- Opening Delimiter -

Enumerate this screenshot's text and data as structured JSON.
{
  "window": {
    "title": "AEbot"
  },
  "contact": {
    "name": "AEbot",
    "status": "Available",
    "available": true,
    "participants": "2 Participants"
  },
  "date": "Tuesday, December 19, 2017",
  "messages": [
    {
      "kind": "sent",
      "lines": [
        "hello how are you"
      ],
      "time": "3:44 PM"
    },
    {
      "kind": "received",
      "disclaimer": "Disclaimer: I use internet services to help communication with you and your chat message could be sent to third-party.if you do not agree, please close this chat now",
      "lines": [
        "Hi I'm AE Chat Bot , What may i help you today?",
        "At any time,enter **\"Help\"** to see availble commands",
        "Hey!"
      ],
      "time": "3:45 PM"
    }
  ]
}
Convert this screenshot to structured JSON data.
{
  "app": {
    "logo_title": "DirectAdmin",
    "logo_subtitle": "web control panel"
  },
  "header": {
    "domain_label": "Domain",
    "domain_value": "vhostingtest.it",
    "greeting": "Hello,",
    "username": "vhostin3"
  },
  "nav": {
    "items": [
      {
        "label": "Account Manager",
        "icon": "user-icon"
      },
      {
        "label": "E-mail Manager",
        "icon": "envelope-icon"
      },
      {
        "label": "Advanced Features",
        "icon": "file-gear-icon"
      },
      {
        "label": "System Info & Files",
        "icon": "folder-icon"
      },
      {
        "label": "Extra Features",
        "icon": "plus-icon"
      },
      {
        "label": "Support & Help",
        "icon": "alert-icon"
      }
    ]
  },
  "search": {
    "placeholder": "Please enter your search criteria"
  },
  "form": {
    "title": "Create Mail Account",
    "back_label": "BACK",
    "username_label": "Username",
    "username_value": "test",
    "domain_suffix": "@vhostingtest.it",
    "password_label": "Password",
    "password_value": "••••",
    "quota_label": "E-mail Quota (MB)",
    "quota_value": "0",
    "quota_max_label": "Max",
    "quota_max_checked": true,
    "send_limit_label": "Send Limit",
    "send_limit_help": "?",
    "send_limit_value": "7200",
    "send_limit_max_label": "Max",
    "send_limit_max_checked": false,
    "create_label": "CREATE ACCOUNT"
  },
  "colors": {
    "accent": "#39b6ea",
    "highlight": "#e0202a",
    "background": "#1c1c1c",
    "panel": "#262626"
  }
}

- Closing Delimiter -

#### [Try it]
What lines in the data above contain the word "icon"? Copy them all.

#### [Result for this exercise]
        "icon": "user-icon"
        "icon": "envelope-icon"
        "icon": "file-gear-icon"
        "icon": "folder-icon"
        "icon": "plus-icon"
        "icon": "alert-icon"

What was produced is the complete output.